When you are a member of a military family, you get good at adapting to change. And no one knows this better than Christian (a lieutenant commander in the Canadian Navy), his wife, Karin, and their two young sons. The family has traveled across the country, adjusting to many new homes, schools and surroundings along the way.
But their biggest challenge came when Christian was injured during an intelligence mission in Afghanistan. He returned home and had multiple back surgeries, but when he didn't heal as expected, tests revealed he had amyotrophic lateral sclerosis (ALS, which is also called Lou Gehrig's disease), a neurodegenerative disease that causes loss of mobility and speech.
So the family made another move -- into a new house that would better suit Christian's needs and better accommodate an elevator. Karin also wanted to reconfigure a room on the second floor into a space that could serve as both a master bedroom and a hub for the whole family.
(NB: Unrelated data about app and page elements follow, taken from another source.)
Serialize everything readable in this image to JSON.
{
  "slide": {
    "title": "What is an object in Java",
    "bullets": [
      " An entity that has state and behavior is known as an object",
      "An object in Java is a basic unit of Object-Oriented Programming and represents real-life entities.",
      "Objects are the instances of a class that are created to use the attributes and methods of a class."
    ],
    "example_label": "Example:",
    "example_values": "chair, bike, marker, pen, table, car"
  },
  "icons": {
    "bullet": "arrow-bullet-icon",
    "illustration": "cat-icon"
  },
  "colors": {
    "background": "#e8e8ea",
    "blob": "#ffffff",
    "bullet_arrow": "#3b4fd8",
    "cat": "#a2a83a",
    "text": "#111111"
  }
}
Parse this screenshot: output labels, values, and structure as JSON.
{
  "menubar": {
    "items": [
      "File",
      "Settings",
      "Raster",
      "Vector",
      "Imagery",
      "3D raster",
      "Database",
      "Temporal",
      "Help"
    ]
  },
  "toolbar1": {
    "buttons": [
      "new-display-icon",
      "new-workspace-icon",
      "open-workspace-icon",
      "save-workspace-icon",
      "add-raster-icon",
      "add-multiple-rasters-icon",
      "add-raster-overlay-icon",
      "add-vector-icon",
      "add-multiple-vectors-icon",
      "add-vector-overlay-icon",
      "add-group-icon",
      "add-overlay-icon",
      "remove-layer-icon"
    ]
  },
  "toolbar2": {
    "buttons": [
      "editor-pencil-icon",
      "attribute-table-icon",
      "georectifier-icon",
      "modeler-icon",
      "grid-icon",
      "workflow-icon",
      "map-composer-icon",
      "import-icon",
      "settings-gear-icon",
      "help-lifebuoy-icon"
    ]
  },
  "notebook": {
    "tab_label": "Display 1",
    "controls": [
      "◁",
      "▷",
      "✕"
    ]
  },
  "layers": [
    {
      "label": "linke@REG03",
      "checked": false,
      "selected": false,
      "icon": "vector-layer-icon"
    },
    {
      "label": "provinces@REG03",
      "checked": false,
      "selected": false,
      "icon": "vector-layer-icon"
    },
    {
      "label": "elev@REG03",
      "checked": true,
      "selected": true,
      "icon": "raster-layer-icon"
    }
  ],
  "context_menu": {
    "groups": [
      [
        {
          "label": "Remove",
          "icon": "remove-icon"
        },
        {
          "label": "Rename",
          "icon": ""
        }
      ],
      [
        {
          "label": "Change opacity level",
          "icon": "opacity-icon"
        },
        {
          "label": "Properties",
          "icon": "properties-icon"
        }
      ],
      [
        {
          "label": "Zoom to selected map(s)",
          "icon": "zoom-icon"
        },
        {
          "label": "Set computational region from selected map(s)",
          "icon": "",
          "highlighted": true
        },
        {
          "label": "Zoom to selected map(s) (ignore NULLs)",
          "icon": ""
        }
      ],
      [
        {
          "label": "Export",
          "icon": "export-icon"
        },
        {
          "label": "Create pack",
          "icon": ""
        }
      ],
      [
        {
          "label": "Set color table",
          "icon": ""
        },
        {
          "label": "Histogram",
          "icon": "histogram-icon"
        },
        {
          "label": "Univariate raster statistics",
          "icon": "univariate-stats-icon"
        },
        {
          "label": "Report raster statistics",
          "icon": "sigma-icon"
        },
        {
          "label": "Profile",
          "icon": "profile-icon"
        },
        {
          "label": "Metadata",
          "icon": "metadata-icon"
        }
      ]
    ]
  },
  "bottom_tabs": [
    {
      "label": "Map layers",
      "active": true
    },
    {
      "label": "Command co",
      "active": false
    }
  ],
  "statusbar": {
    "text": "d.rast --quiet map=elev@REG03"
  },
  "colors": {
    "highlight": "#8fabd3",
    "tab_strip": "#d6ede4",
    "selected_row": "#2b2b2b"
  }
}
So I grabbed my crew and geared up to create a dual-purpose room that was beautiful, relaxing and functional.
The first order of the day: Cut out a shaft, and get my experts to install an elevator, which will serve as Christian's access to the second floor. I knocked down all of the walls to create one big open space for easy wheelchair access.
Next, I got to work on the aesthetics. Karin told me that Christian always loved the atmosphere of their rustic, family cottage, so I decided to give the room a warm, cabinlike vibe. I started by installing rich, walnut wood flooring and painting the walls a creamy shade of putty. To set the color scheme for the space, I also put up some hand-painted wallpaper in brown, rust and stone.
I then set out to organize the room into two areas: a bedroom and a lounge. In the bedroom, I had to work in a hospital bed, but I did not want it to look sterile. So I positioned the bed in front of the window, installed a truffle-brown velvet, wall-mounted headboard, and spiced it all up with organic bedding and throw pillows in cream, brown and cognac.
On either side of the bed, I installed a layered window treatment that mixes creamy silk and woven grass hues. Above the bed, I put up a hand-painted silk light fixture that lightens the space.
Reflecting more light into the room is a huge mirror across from the bed that doubles as a big-screen television. This arrangement allows Christian to utilize it as part of his new high-tech communications system, which lets him surf the Internet, play MP3s, and read and communicate with his family by blinking his eyes. Below the mirror is a console table and a few block seats that can be used anywhere in the room.
In the lounge area, I put in a whole wall of dark wood shelving and storage, with a gorgeous raised gas fireplace in the middle. I finished it off with under-cabinet lighting and rugged hardware, and put a deep-seated chocolate-brown lounge chair next to it for fireside viewing.
Finally, I added a host of beautiful accessories -- books, family photos, artwork and lamps -- and the room was complete.
By mixing rustic elements, comfortable furnishings and high-tech touches, this room is now a beautiful and functional space for Christian and a warm, inviting sanctuary for the whole family. Now that's divine.
Interior decorator Candice Olson is host of HGTV's "Divine Design." For more ideas or information visit www.divinedesign.tv. Her column is syndicated by Scripps Howard News Service.